More About Trainability
A basic precept of Long-Term Athlete Development (LTAD) is the understanding that no one is a “natural born” talent. Research in the area of expertise – whether in sport, dance, music or even computer programming – shows that talent is developed through years of training.
But there’s a little more to it. When it comes to certain physical abilities such as speed, skill, strength, flexibility and stamina, science shows us that there are also special times in life when training will produce the best long-term outcome in sport performance.
In LTAD, these special times are called “sensitive periods of accelerated adaptation to training” and they occur at different times during child and adolescent development. The sensitive periods affect five different areas of physical development that we call “the Five Ss”:
- Stamina (endurance)
- Suppleness (flexibility)
All of these five physical capacities are trainable throughout a person’s lifetime. However, if our sport programs and coaching don’t take advantage of the sensitive periods, our children may never develop the strength, speed, skills, flexibility or stamina they could have had.
This could have two effects:
- Fewer kids will stay active in recreational sport and physical activity throughout their lifetime because they have less confidence in their general physical abilities.
- Fewer kids will be able to pursue elite and professional sport because the development of their stamina, strength, speed, skill and suppleness are stunted.
Given the potential consequences if children miss their sensitive periods of accelerated adaptation to training, one of the most important jobs of parents and coaches is to take advantage of the sensitive periods.

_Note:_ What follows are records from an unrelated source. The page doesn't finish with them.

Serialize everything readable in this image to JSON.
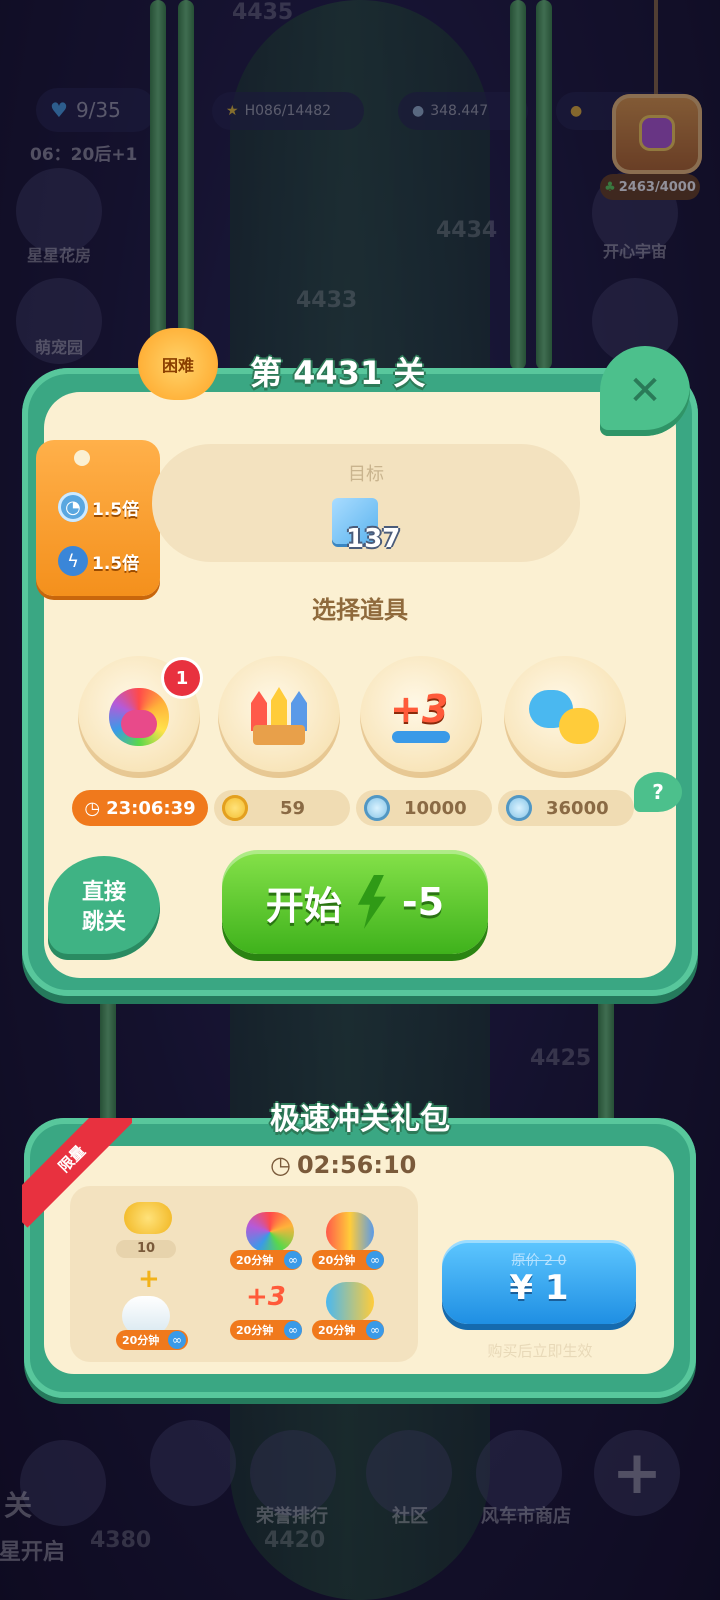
{
  "background": {
    "level_numbers": [
      "4435",
      "4434",
      "4433",
      "4425",
      "4420",
      "4380"
    ],
    "hud": {
      "lives": "9/35",
      "lives_timer": "06：20后+1",
      "stars": "H086/14482",
      "coins": "348.447"
    },
    "side_left": [
      "星星花房",
      "萌宠园"
    ],
    "side_right": [
      "开心宇宙"
    ],
    "chest_progress": "2463/4000",
    "bottom_nav": [
      "荣誉排行",
      "社区",
      "风车市商店"
    ],
    "partial_text": [
      "关",
      "星开启"
    ]
  },
  "dialog": {
    "difficulty": "困难",
    "title": "第 4431 关",
    "close_icon": "close-icon",
    "boosts": [
      {
        "icon": "coin-clock-icon",
        "label": "1.5倍"
      },
      {
        "icon": "energy-icon",
        "label": "1.5倍"
      }
    ],
    "goal": {
      "label": "目标",
      "block_color": "#6fc1f2",
      "count": "137"
    },
    "section_title": "选择道具",
    "props": [
      {
        "icon": "rainbow-bird-icon",
        "badge": "1",
        "price_label": "23:06:39",
        "price_type": "timer"
      },
      {
        "icon": "rockets-icon",
        "price_label": "59",
        "price_type": "gold"
      },
      {
        "icon": "plus-three-moves-icon",
        "price_label": "10000",
        "price_type": "silver"
      },
      {
        "icon": "pets-icon",
        "price_label": "36000",
        "price_type": "silver"
      }
    ],
    "help": "?",
    "skip_button": [
      "直接",
      "跳关"
    ],
    "start_button": {
      "label": "开始",
      "cost": "-5"
    }
  },
  "gift_pack": {
    "tag": "限量",
    "title": "极速冲关礼包",
    "timer": "02:56:10",
    "items": [
      {
        "name": "gold-coins",
        "label": "10"
      },
      {
        "name": "rainbow-bird",
        "label": "20分钟"
      },
      {
        "name": "rockets",
        "label": "20分钟"
      },
      {
        "name": "bottle",
        "label": "20分钟"
      },
      {
        "name": "plus-three",
        "label": "20分钟"
      },
      {
        "name": "pets",
        "label": "20分钟"
      }
    ],
    "infinite": "∞",
    "plus": "+",
    "original_price": "原价 2 0",
    "price": "¥ 1",
    "note": "购买后立即生效"
  },
  "colors": {
    "accent_green": "#3aa783",
    "start_green": "#3fb21c",
    "buy_blue": "#1f8fe3",
    "panel_cream": "#fbf0d2"
  }
}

>> Learn about the next key factor: Physical, Mental, Cognitive and Emotional Development
>> Learn about all 10 Ss of Trainability

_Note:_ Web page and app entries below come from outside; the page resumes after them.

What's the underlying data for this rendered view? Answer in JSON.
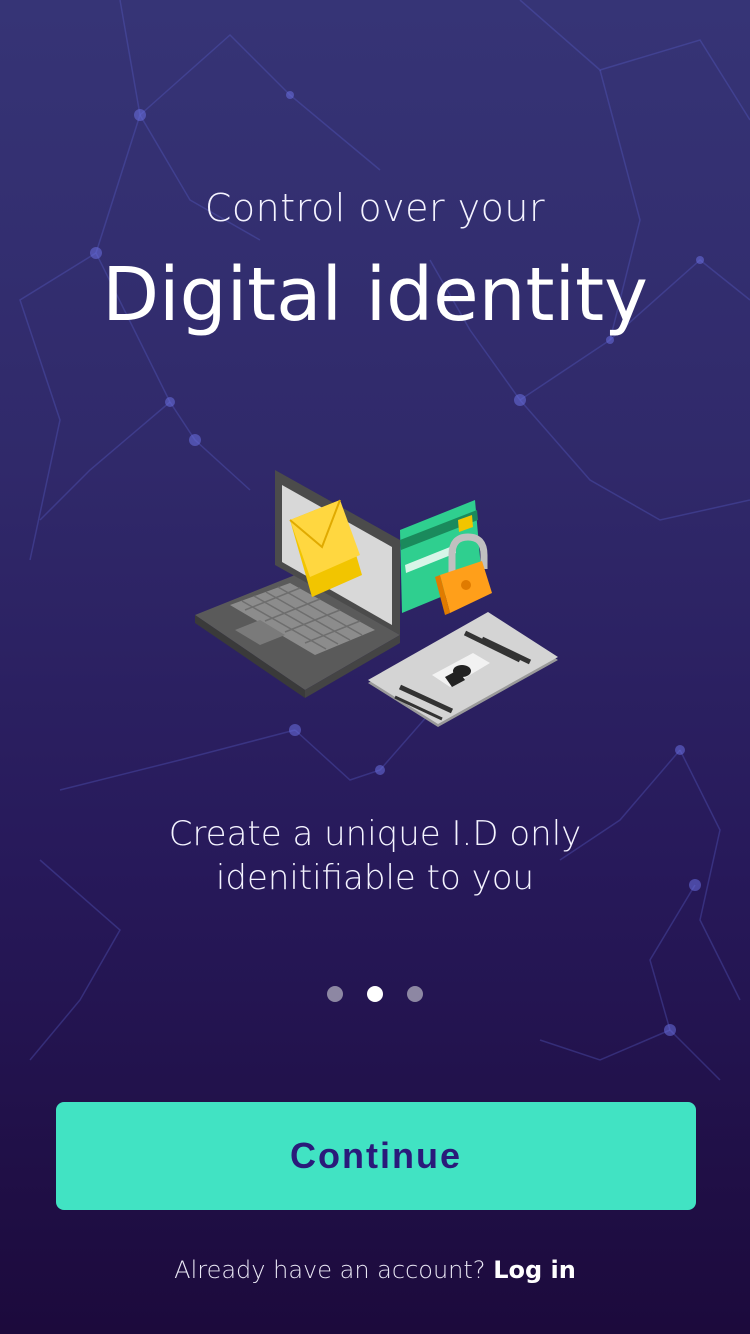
{
  "header": {
    "subtitle": "Control over your",
    "title": "Digital identity"
  },
  "illustration": {
    "icons": [
      "laptop-icon",
      "envelope-icon",
      "credit-card-icon",
      "padlock-icon",
      "id-card-icon"
    ]
  },
  "description": "Create a unique I.D only idenitifiable to you",
  "pagination": {
    "total_pages": 3,
    "active_page": 2
  },
  "continue_button": {
    "label": "Continue"
  },
  "login": {
    "prompt": "Already have an account?",
    "link": "Log in"
  },
  "colors": {
    "background_top": "#363476",
    "background_bottom": "#1c0a3c",
    "accent": "#41e3c3",
    "button_text": "#2a1a7a",
    "dot_inactive": "#8d87a3",
    "dot_active": "#ffffff"
  }
}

- Athletes with Disabilities
- Health Practitioners
- Recreation Professionals